Side 236 - ... any fact which clearly proves it to be against conscience to execute a judgment, and of which the injured party could not have availed himself in a court of law or Of which he might have availed himself at law but was prevented by fraud or accident, unmixed with any fault or See 17 OTTO. i negligence in himself or his agents, will justify ; an application to a court of chancery.
Side 176 - He immediately proceeds to give them a definition of murder in the first degree, and of murder in the second degree as follows, to-wit: "All murder which shall be perpetrated by means of poison, or lying in wait, or by any other kind of willful, deliberate, and premeditated killing, or which shall be committed in the perpetration or attempt to perpetrate any arson, rape, robbery, or burglary, shall be deemed murder of the first degree, and all other kinds of murder shall be deemed murder of the second...
Side 187 - The appellants' argument for a reversal of the judgment, which dismissed their complaint, is that the respondent unlawfully prevented a revocation of the existing will, or a new will from being made by his crime; and that he terminated the enjoyment by the testator of his property and effected his own succession to it by the same crime. They say that to permit the respondent to take the property willed to him would be to permit him to take advantage of his own wrong. To sustain their position, the...
Side 226 - ... the use of general terms, or anything less than a distinct specific agreement, clearly expressed and indorsed on this policy, shall not be construed as a waiver of any printed or written condition, or restriction herein.
Side 330 - Where a court has jurisdiction, it has a right to decide every question which occurs in the cause; and, whether its decision be correct or otherwise, its judgment, until reversed, is regarded as binding in every other court : but, if it act without authority, its judgments and orders are regarded as nullities.

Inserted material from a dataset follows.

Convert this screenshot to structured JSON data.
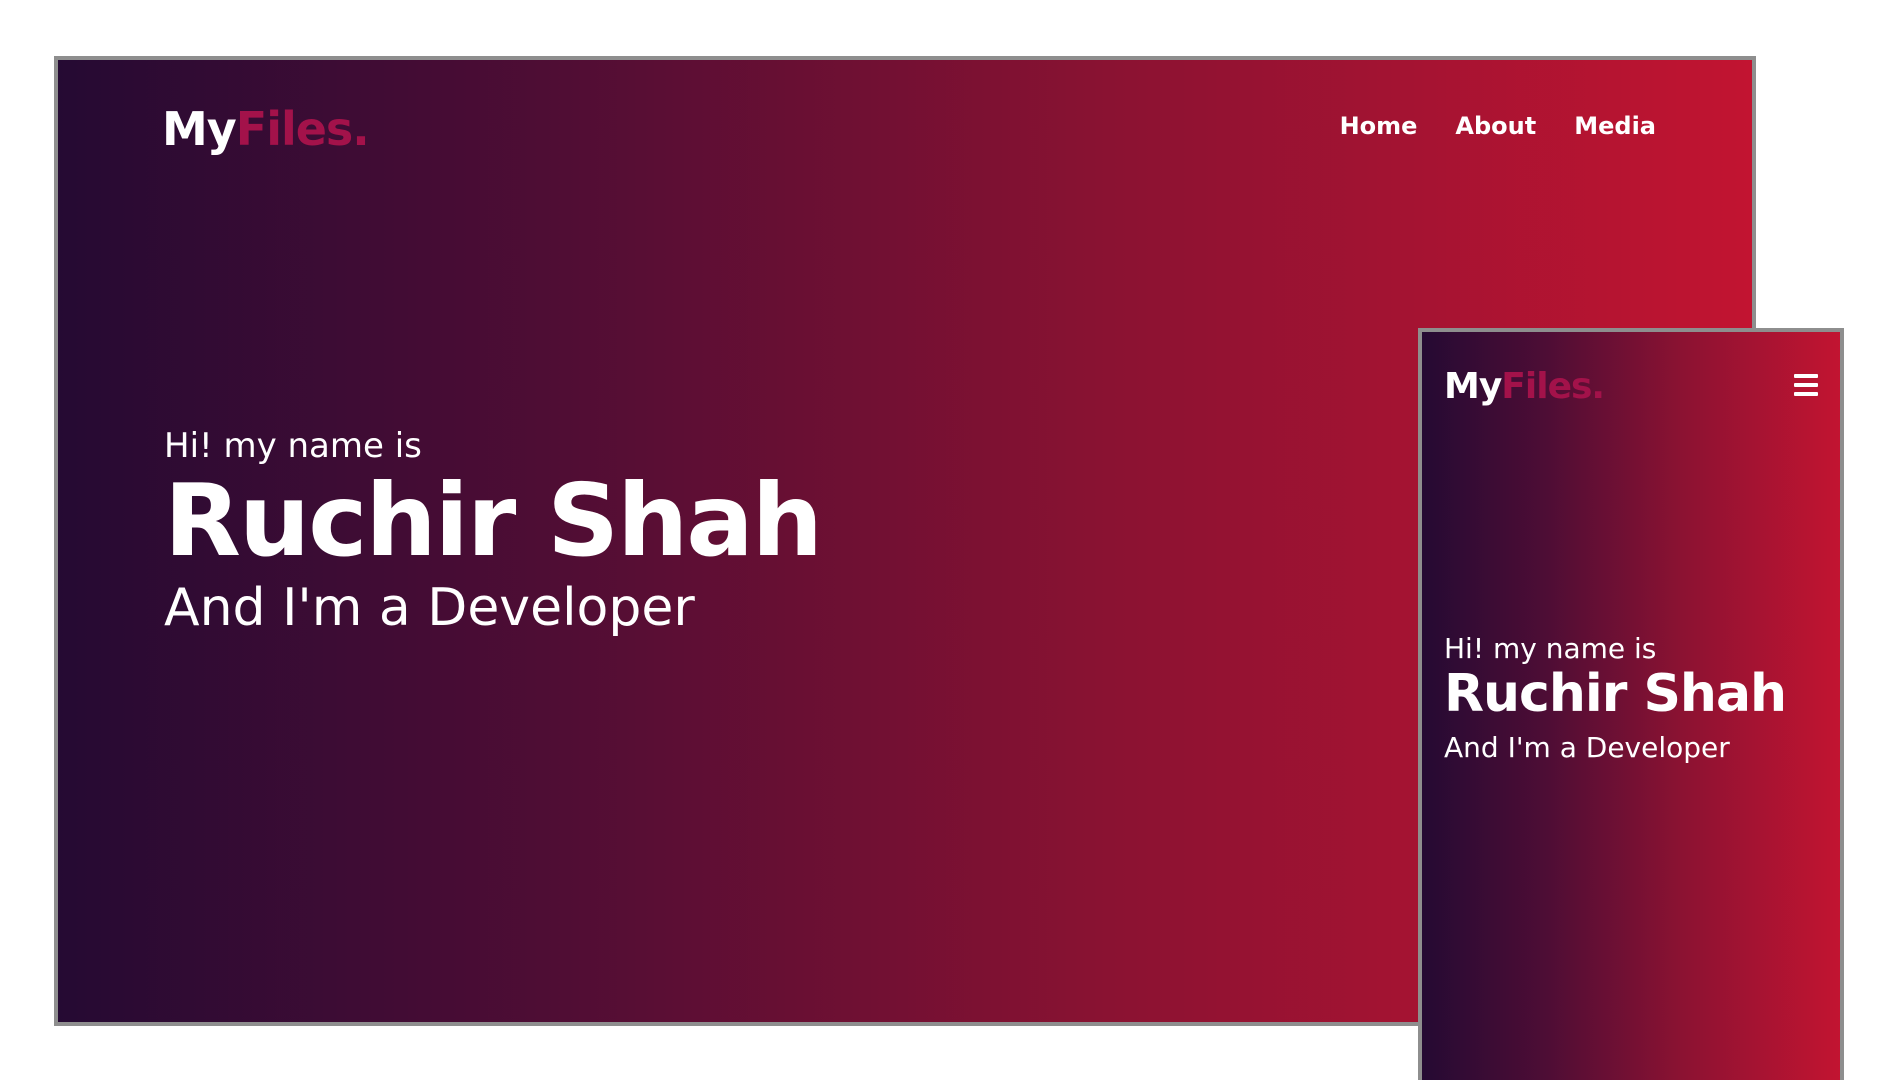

They are not voidable, but simply void.
Side 185 - It is a familiar canon of construction that a thing which is within the intention of the makers of a statute is as much within the statute as if it were within the letter; and a thing which is within the letter of the statute is not within the statute unless it be within the intention of the makers.
Side 186 - No one shall be permitted to profit by his own fraud, or to take advantage of his own wrong, or to found any claim upon his own iniquity, or to acquire property by his own crime.

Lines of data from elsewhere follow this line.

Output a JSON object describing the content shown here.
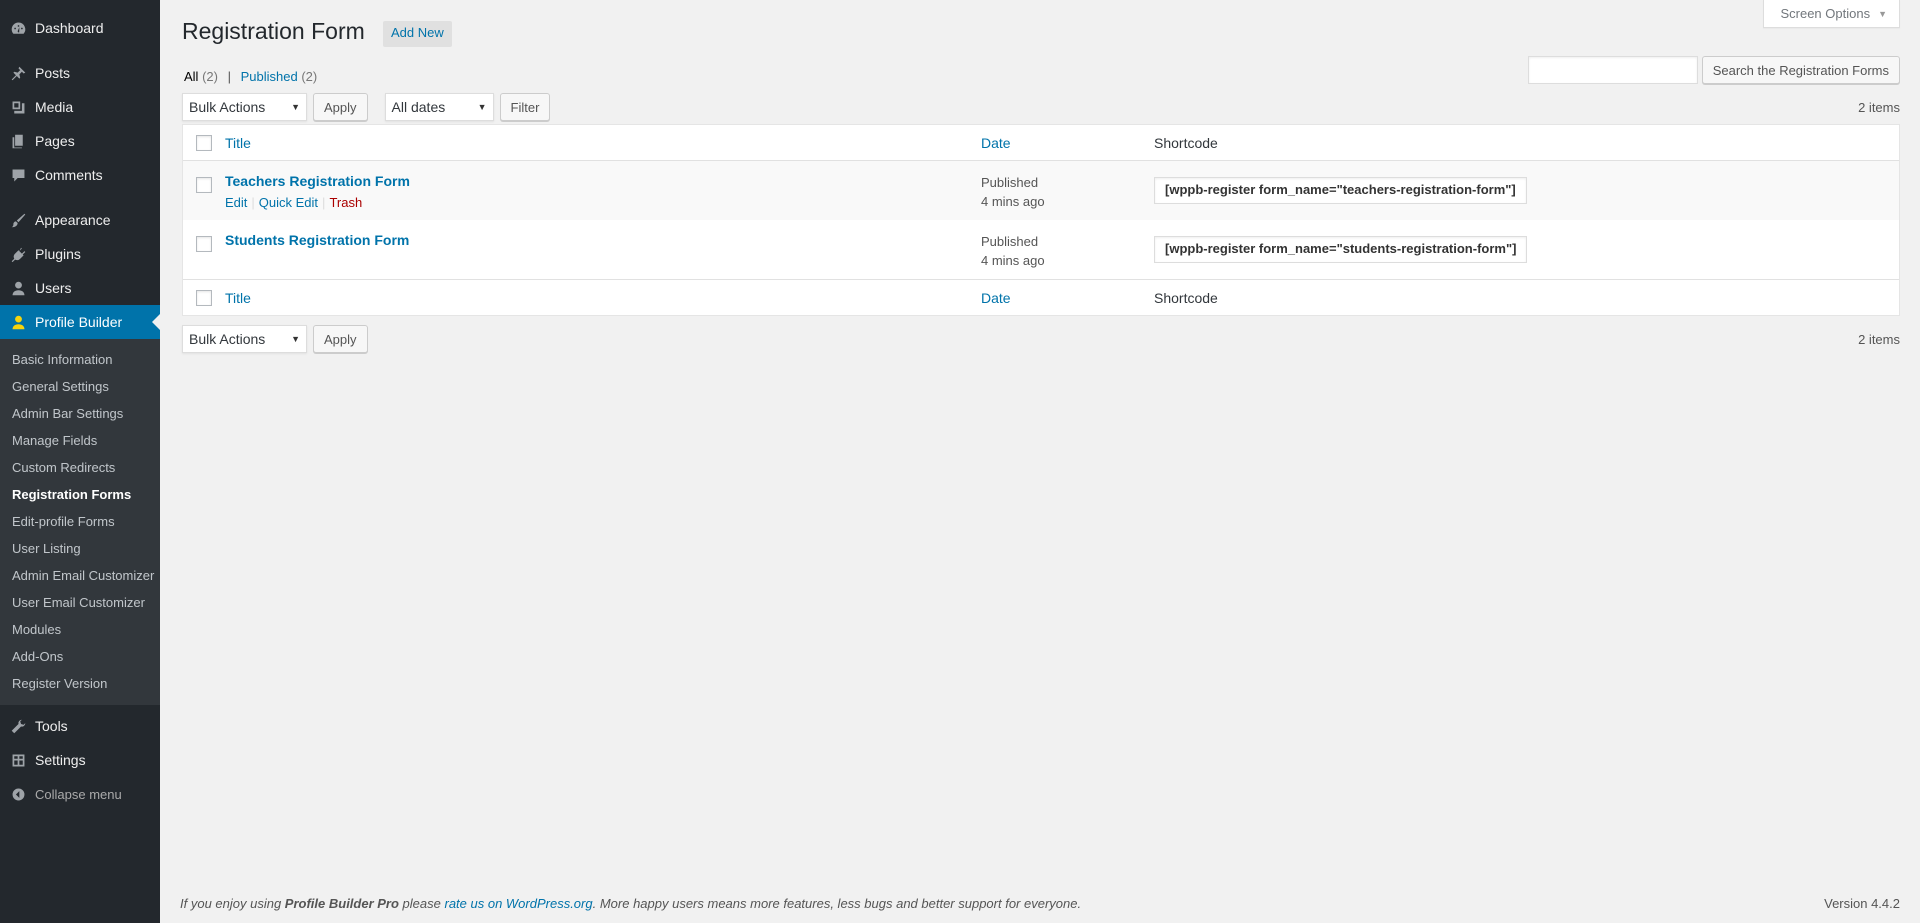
{
  "sidebar": {
    "dashboard": "Dashboard",
    "posts": "Posts",
    "media": "Media",
    "pages": "Pages",
    "comments": "Comments",
    "appearance": "Appearance",
    "plugins": "Plugins",
    "users": "Users",
    "profile_builder": "Profile Builder",
    "submenu": [
      "Basic Information",
      "General Settings",
      "Admin Bar Settings",
      "Manage Fields",
      "Custom Redirects",
      "Registration Forms",
      "Edit-profile Forms",
      "User Listing",
      "Admin Email Customizer",
      "User Email Customizer",
      "Modules",
      "Add-Ons",
      "Register Version"
    ],
    "tools": "Tools",
    "settings": "Settings",
    "collapse": "Collapse menu"
  },
  "header": {
    "screen_options": "Screen Options",
    "title": "Registration Form",
    "add_new": "Add New"
  },
  "views": {
    "all_label": "All",
    "all_count": "(2)",
    "published_label": "Published",
    "published_count": "(2)",
    "separator": "|"
  },
  "search": {
    "value": "",
    "button": "Search the Registration Forms"
  },
  "tablenav_top": {
    "bulk_actions": "Bulk Actions",
    "apply": "Apply",
    "dates": "All dates",
    "filter": "Filter",
    "items": "2 items"
  },
  "tablenav_bottom": {
    "bulk_actions": "Bulk Actions",
    "apply": "Apply",
    "items": "2 items"
  },
  "table": {
    "columns": {
      "title": "Title",
      "date": "Date",
      "shortcode": "Shortcode"
    },
    "rows": [
      {
        "title": "Teachers Registration Form",
        "status": "Published",
        "time": "4 mins ago",
        "shortcode": "[wppb-register form_name=\"teachers-registration-form\"]",
        "actions": {
          "edit": "Edit",
          "quick_edit": "Quick Edit",
          "trash": "Trash"
        }
      },
      {
        "title": "Students Registration Form",
        "status": "Published",
        "time": "4 mins ago",
        "shortcode": "[wppb-register form_name=\"students-registration-form\"]"
      }
    ]
  },
  "footer": {
    "text_before": "If you enjoy using ",
    "product": "Profile Builder Pro",
    "text_mid": " please ",
    "link": "rate us on WordPress.org",
    "text_after": ". More happy users means more features, less bugs and better support for everyone.",
    "version": "Version 4.4.2"
  },
  "colors": {
    "sidebar_bg": "#23282d",
    "submenu_bg": "#32373c",
    "accent": "#0073aa",
    "trash": "#aa0000",
    "active_icon": "#f5d40e"
  }
}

Side 49 - The rights of the parties are to be determined by the law of Illinois, but there is no evidence that the common law of Illinois differs from that of Massachusetts. We cannot take notice of the statutes of Illinois, except so far as they are set out in the auditor's report ; and the auditor has set out but one statutory provision of that State, and has found that the parties have not acted in violation of that We are therefore to determine whether the contract between the parties, as the auditor has...